Data items
-------

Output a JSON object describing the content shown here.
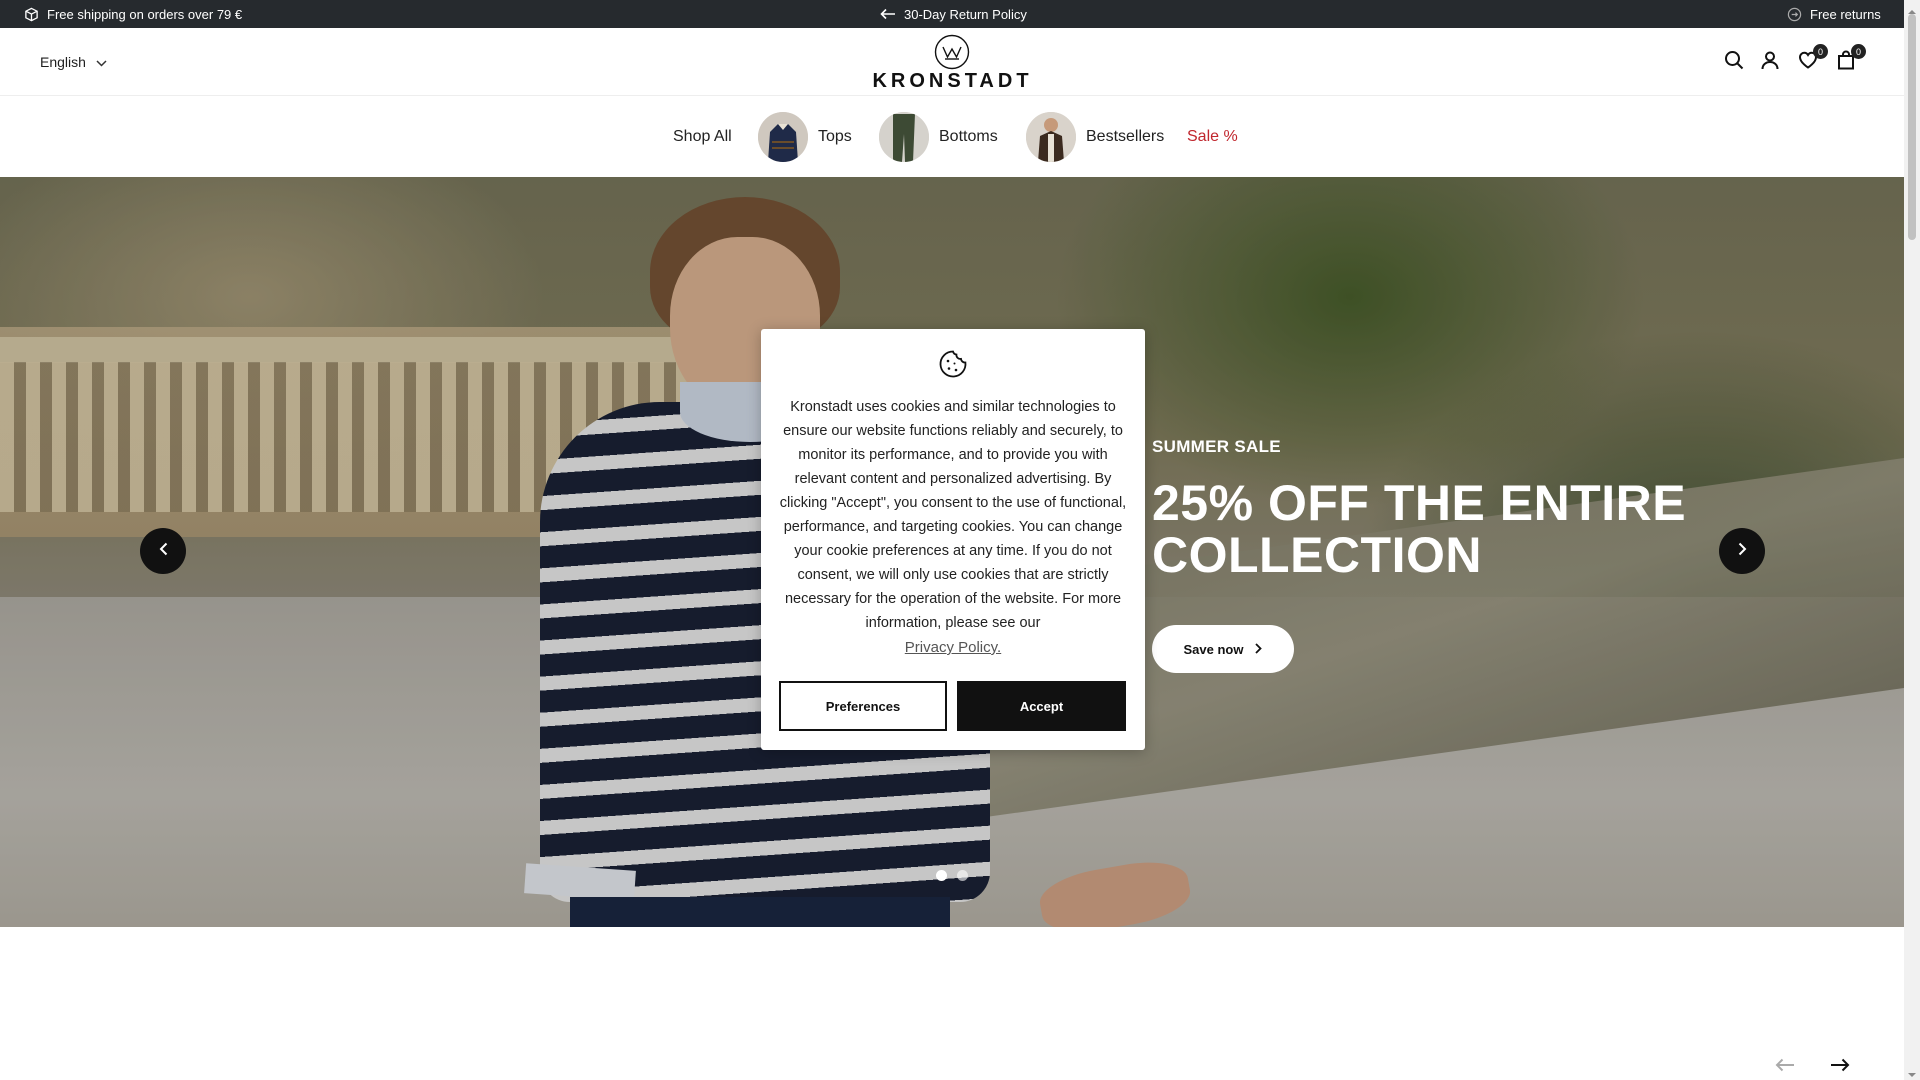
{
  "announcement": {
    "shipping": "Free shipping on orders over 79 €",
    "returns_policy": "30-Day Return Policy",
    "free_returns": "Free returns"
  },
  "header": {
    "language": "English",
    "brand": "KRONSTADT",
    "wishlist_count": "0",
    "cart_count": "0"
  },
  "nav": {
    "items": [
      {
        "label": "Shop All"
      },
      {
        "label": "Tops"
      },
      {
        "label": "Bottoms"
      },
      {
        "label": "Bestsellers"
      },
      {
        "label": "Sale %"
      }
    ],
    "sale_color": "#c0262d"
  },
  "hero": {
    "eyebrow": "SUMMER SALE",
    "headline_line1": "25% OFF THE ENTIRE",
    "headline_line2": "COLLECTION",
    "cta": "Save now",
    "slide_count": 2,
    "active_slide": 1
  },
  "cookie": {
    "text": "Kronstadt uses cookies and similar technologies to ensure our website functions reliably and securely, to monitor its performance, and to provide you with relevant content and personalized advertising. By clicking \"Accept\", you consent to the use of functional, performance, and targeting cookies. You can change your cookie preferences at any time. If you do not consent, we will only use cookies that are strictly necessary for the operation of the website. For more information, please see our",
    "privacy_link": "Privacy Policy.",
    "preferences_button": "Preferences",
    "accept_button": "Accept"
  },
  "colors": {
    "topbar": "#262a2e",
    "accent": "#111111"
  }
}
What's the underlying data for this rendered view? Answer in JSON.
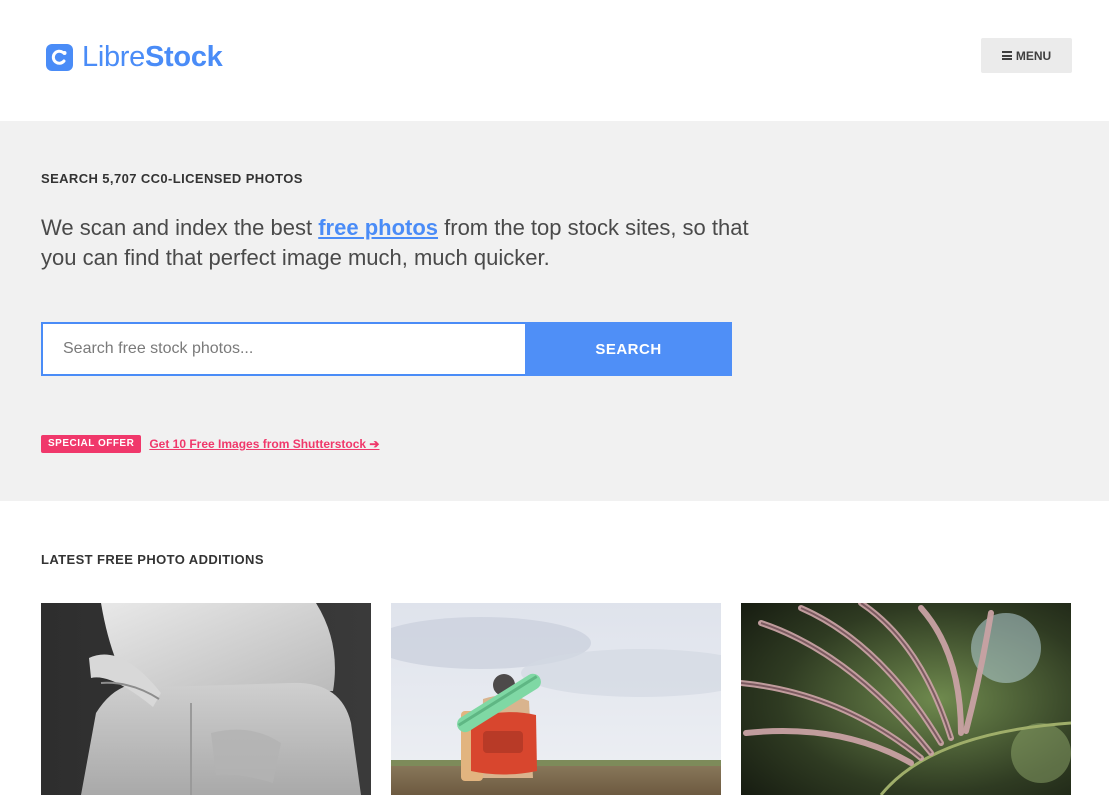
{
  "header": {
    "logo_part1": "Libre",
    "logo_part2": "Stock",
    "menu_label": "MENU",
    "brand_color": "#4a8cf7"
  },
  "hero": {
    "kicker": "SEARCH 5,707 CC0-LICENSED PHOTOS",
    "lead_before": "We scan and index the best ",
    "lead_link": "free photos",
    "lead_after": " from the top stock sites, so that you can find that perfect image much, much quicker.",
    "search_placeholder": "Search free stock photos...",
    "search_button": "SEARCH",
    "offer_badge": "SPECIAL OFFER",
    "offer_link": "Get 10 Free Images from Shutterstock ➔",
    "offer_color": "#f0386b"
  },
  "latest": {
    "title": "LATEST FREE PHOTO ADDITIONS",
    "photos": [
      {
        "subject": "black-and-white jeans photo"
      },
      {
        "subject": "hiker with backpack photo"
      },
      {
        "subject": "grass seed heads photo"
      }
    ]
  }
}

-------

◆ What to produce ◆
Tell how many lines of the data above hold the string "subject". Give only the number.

◆ Reply ◆
3